> RECORDS TO USE:
□ □ □

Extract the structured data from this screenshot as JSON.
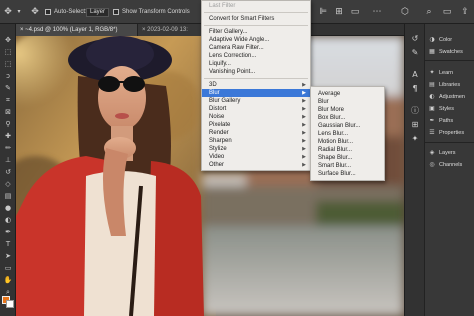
{
  "options_bar": {
    "auto_select_label": "Auto-Select:",
    "target_value": "Layer",
    "transform_label": "Show Transform Controls"
  },
  "tabs": [
    {
      "label": "~4.psd @ 100% (Layer 1, RGB/8*)"
    },
    {
      "label": "2023-02-09 13:"
    }
  ],
  "filter_menu": {
    "items": [
      {
        "label": "Last Filter",
        "disabled": true
      },
      {
        "label": "Convert for Smart Filters"
      },
      {
        "label": "Filter Gallery..."
      },
      {
        "label": "Adaptive Wide Angle..."
      },
      {
        "label": "Camera Raw Filter..."
      },
      {
        "label": "Lens Correction..."
      },
      {
        "label": "Liquify..."
      },
      {
        "label": "Vanishing Point..."
      },
      {
        "label": "3D"
      },
      {
        "label": "Blur",
        "highlighted": true
      },
      {
        "label": "Blur Gallery"
      },
      {
        "label": "Distort"
      },
      {
        "label": "Noise"
      },
      {
        "label": "Pixelate"
      },
      {
        "label": "Render"
      },
      {
        "label": "Sharpen"
      },
      {
        "label": "Stylize"
      },
      {
        "label": "Video"
      },
      {
        "label": "Other"
      }
    ]
  },
  "blur_submenu": {
    "items": [
      {
        "label": "Average"
      },
      {
        "label": "Blur"
      },
      {
        "label": "Blur More"
      },
      {
        "label": "Box Blur..."
      },
      {
        "label": "Gaussian Blur..."
      },
      {
        "label": "Lens Blur..."
      },
      {
        "label": "Motion Blur..."
      },
      {
        "label": "Radial Blur..."
      },
      {
        "label": "Shape Blur..."
      },
      {
        "label": "Smart Blur..."
      },
      {
        "label": "Surface Blur..."
      }
    ]
  },
  "right_panel": {
    "items": [
      {
        "label": "Color",
        "icon": "color-wheel-icon"
      },
      {
        "label": "Swatches",
        "icon": "swatches-icon"
      },
      {
        "label": "Learn",
        "icon": "lightbulb-icon"
      },
      {
        "label": "Libraries",
        "icon": "libraries-icon"
      },
      {
        "label": "Adjustmen",
        "icon": "adjustments-icon"
      },
      {
        "label": "Styles",
        "icon": "styles-icon"
      },
      {
        "label": "Paths",
        "icon": "paths-icon"
      },
      {
        "label": "Properties",
        "icon": "properties-icon"
      },
      {
        "label": "Layers",
        "icon": "layers-icon"
      },
      {
        "label": "Channels",
        "icon": "channels-icon"
      }
    ]
  },
  "colors": {
    "foreground": "#e8761b",
    "background": "#ffffff",
    "menu_highlight": "#3b78d8"
  }
}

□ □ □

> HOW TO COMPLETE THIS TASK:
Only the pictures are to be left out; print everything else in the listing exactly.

> ANSWER FOR THE TASK:
Extract the structured data from this screenshot as JSON.
{
  "options_bar": {
    "auto_select_label": "Auto-Select:",
    "target_value": "Layer",
    "transform_label": "Show Transform Controls"
  },
  "tabs": [
    {
      "label": "~4.psd @ 100% (Layer 1, RGB/8*)"
    },
    {
      "label": "2023-02-09 13:"
    }
  ],
  "filter_menu": {
    "items": [
      {
        "label": "Last Filter",
        "disabled": true
      },
      {
        "label": "Convert for Smart Filters"
      },
      {
        "label": "Filter Gallery..."
      },
      {
        "label": "Adaptive Wide Angle..."
      },
      {
        "label": "Camera Raw Filter..."
      },
      {
        "label": "Lens Correction..."
      },
      {
        "label": "Liquify..."
      },
      {
        "label": "Vanishing Point..."
      },
      {
        "label": "3D"
      },
      {
        "label": "Blur",
        "highlighted": true
      },
      {
        "label": "Blur Gallery"
      },
      {
        "label": "Distort"
      },
      {
        "label": "Noise"
      },
      {
        "label": "Pixelate"
      },
      {
        "label": "Render"
      },
      {
        "label": "Sharpen"
      },
      {
        "label": "Stylize"
      },
      {
        "label": "Video"
      },
      {
        "label": "Other"
      }
    ]
  },
  "blur_submenu": {
    "items": [
      {
        "label": "Average"
      },
      {
        "label": "Blur"
      },
      {
        "label": "Blur More"
      },
      {
        "label": "Box Blur..."
      },
      {
        "label": "Gaussian Blur..."
      },
      {
        "label": "Lens Blur..."
      },
      {
        "label": "Motion Blur..."
      },
      {
        "label": "Radial Blur..."
      },
      {
        "label": "Shape Blur..."
      },
      {
        "label": "Smart Blur..."
      },
      {
        "label": "Surface Blur..."
      }
    ]
  },
  "right_panel": {
    "items": [
      {
        "label": "Color",
        "icon": "color-wheel-icon"
      },
      {
        "label": "Swatches",
        "icon": "swatches-icon"
      },
      {
        "label": "Learn",
        "icon": "lightbulb-icon"
      },
      {
        "label": "Libraries",
        "icon": "libraries-icon"
      },
      {
        "label": "Adjustmen",
        "icon": "adjustments-icon"
      },
      {
        "label": "Styles",
        "icon": "styles-icon"
      },
      {
        "label": "Paths",
        "icon": "paths-icon"
      },
      {
        "label": "Properties",
        "icon": "properties-icon"
      },
      {
        "label": "Layers",
        "icon": "layers-icon"
      },
      {
        "label": "Channels",
        "icon": "channels-icon"
      }
    ]
  },
  "colors": {
    "foreground": "#e8761b",
    "background": "#ffffff",
    "menu_highlight": "#3b78d8"
  }
}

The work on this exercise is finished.